Jordan Career Day Looks At Medical, Media and City Jobs


David Starr Jordan Middle School held Career Day on Thursday, November 8. Students in sixth-, seventh- and eighth-grades rotated through three assemblies, each focused on careers in the medical and media fields and different jobs they could have working for the City.

“The goal of this event is to expose the students to careers in media, the medical field and options with the City of Burbank,” commented Jordan Career Day coordinator Linda Walmsley. “They will learn about the specifics of a variety of jobs, the compensation possibilities, the education needed to be successful in the field and the contributions each worker makes to the community.”

Disney animator Amy Smeed, studio grip Chris Jampol, actor Jason Huber, VP Marketing for Amazon Film J.D. Black and VP Technical Service for Warner Bros. Lily LaRocco talked about careers in media and the film industry.

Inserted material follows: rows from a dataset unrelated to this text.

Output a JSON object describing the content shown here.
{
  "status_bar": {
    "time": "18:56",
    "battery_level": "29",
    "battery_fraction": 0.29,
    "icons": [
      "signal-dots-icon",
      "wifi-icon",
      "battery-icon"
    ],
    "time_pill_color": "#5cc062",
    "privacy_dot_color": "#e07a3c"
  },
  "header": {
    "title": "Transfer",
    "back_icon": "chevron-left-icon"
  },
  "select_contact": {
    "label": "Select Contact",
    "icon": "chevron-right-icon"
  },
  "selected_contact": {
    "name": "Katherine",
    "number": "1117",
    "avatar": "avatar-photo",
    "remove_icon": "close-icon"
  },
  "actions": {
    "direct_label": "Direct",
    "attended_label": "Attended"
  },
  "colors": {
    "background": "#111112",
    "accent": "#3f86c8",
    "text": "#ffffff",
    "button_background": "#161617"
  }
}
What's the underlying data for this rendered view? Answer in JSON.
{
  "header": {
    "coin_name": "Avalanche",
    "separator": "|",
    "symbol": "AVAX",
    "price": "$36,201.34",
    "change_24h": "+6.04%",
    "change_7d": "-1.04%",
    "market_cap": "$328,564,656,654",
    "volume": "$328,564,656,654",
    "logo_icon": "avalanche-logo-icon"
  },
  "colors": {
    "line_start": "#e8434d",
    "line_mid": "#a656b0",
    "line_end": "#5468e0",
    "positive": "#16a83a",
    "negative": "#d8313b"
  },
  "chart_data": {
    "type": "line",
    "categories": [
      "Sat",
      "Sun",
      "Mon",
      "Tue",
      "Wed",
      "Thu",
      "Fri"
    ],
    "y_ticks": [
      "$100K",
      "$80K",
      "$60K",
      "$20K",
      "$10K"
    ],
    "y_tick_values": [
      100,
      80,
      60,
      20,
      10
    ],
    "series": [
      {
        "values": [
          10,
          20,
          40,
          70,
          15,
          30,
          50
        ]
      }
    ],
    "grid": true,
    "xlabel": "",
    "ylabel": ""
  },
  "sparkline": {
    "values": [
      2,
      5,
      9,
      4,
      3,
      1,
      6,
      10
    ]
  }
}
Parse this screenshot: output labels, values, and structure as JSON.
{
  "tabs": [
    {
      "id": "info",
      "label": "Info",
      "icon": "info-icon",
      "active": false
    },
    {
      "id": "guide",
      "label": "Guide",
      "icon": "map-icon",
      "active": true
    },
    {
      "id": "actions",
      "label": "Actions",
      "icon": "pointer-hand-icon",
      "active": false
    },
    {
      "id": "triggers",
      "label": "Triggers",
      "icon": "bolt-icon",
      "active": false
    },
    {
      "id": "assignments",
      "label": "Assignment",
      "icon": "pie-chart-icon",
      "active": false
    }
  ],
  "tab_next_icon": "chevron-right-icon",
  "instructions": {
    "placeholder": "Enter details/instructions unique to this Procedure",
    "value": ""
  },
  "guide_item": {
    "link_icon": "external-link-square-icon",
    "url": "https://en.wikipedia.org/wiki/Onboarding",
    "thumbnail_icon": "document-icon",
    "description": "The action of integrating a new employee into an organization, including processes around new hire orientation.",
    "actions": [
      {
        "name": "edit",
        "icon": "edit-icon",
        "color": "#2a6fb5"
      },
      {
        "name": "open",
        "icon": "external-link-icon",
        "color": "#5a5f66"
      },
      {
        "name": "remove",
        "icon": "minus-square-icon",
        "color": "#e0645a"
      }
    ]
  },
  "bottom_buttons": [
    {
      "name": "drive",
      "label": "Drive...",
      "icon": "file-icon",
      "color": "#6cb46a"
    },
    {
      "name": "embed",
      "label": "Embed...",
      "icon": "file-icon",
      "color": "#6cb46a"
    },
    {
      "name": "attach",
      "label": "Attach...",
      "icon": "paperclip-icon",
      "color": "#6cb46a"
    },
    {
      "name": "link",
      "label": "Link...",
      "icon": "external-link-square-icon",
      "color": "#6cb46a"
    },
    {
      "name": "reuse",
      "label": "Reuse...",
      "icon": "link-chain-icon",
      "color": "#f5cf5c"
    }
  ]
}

Solid Waste Supervisor Jeffrey Musich, Fire Captain Ken Hultgren, police officers Angela Burrows and Karel Castro, lifeguard Michael Singhannate and Community Development Director Ron Takigucki all spoke about their respective careers with the City of Burbank.

Careers in the medical field were discussed by people from Providence St. Joseph’s Medical Center, including Chief Operations Officer Darin Gross, Information Technology Director Alexander Nury, Director of Hospitality Services Carol Granados and nurses Nancy Loporchio and Paula Marbach.

“I especially liked the questions that the students had for the participants,” commented Walmsley. “They were focused and relevant to their careers. Many of the students were excited to know that the actual animator of Frozen and Wreck It Ralph was talking with them.”

“The refuse collector was a big hit with the kids because he was able to get them to understand the impact his career had on the health and safety of Burbank. There were participants (a nurse, a lifeguard and a police cadet) that were alumni of Jordan. That was a great connection to doing well in school and success in the world of work.”

    Providence Saint Joseph Medical Center